The problem:
Only the lines holding "consensus" are wanted. Copy every one from the records below.

(Extracted records)
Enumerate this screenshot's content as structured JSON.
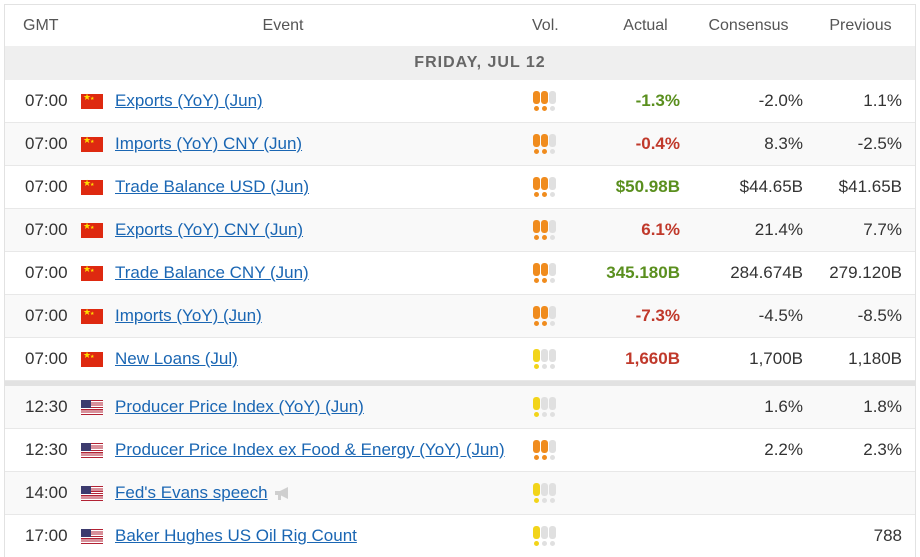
{
  "headers": {
    "time": "GMT",
    "event": "Event",
    "vol": "Vol.",
    "actual": "Actual",
    "consensus": "Consensus",
    "previous": "Previous"
  },
  "day_label": "FRIDAY, JUL 12",
  "colors": {
    "positive": "#5a8f1e",
    "negative": "#c0392b",
    "link": "#1a66b3",
    "volatility_high": "#f08c1e",
    "volatility_low": "#f2d41a",
    "volatility_off": "#e0e0e0"
  },
  "rows": [
    {
      "time": "07:00",
      "country": "china-flag-icon",
      "event": "Exports (YoY) (Jun)",
      "volatility": 2,
      "actual": "-1.3%",
      "actual_dir": "positive",
      "consensus": "-2.0%",
      "previous": "1.1%"
    },
    {
      "time": "07:00",
      "country": "china-flag-icon",
      "event": "Imports (YoY) CNY (Jun)",
      "volatility": 2,
      "actual": "-0.4%",
      "actual_dir": "negative",
      "consensus": "8.3%",
      "previous": "-2.5%"
    },
    {
      "time": "07:00",
      "country": "china-flag-icon",
      "event": "Trade Balance USD (Jun)",
      "volatility": 2,
      "actual": "$50.98B",
      "actual_dir": "positive",
      "consensus": "$44.65B",
      "previous": "$41.65B"
    },
    {
      "time": "07:00",
      "country": "china-flag-icon",
      "event": "Exports (YoY) CNY (Jun)",
      "volatility": 2,
      "actual": "6.1%",
      "actual_dir": "negative",
      "consensus": "21.4%",
      "previous": "7.7%"
    },
    {
      "time": "07:00",
      "country": "china-flag-icon",
      "event": "Trade Balance CNY (Jun)",
      "volatility": 2,
      "actual": "345.180B",
      "actual_dir": "positive",
      "consensus": "284.674B",
      "previous": "279.120B"
    },
    {
      "time": "07:00",
      "country": "china-flag-icon",
      "event": "Imports (YoY) (Jun)",
      "volatility": 2,
      "actual": "-7.3%",
      "actual_dir": "negative",
      "consensus": "-4.5%",
      "previous": "-8.5%"
    },
    {
      "time": "07:00",
      "country": "china-flag-icon",
      "event": "New Loans (Jul)",
      "volatility": 1,
      "actual": "1,660B",
      "actual_dir": "negative",
      "consensus": "1,700B",
      "previous": "1,180B"
    },
    {
      "time": "12:30",
      "country": "usa-flag-icon",
      "event": "Producer Price Index (YoY) (Jun)",
      "volatility": 1,
      "actual": "",
      "actual_dir": "",
      "consensus": "1.6%",
      "previous": "1.8%"
    },
    {
      "time": "12:30",
      "country": "usa-flag-icon",
      "event": "Producer Price Index ex Food & Energy (YoY) (Jun)",
      "volatility": 2,
      "actual": "",
      "actual_dir": "",
      "consensus": "2.2%",
      "previous": "2.3%"
    },
    {
      "time": "14:00",
      "country": "usa-flag-icon",
      "event": "Fed's Evans speech",
      "volatility": 1,
      "speech": true,
      "actual": "",
      "actual_dir": "",
      "consensus": "",
      "previous": ""
    },
    {
      "time": "17:00",
      "country": "usa-flag-icon",
      "event": "Baker Hughes US Oil Rig Count",
      "volatility": 1,
      "actual": "",
      "actual_dir": "",
      "consensus": "",
      "previous": "788"
    }
  ]
}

Answer space:
    "consensus": "Consensus",
      "consensus": "-2.0%",
      "consensus": "8.3%",
      "consensus": "$44.65B",
      "consensus": "21.4%",
      "consensus": "284.674B",
      "consensus": "-4.5%",
      "consensus": "1,700B",
      "consensus": "1.6%",
      "consensus": "2.2%",
      "consensus": "",
      "consensus": "",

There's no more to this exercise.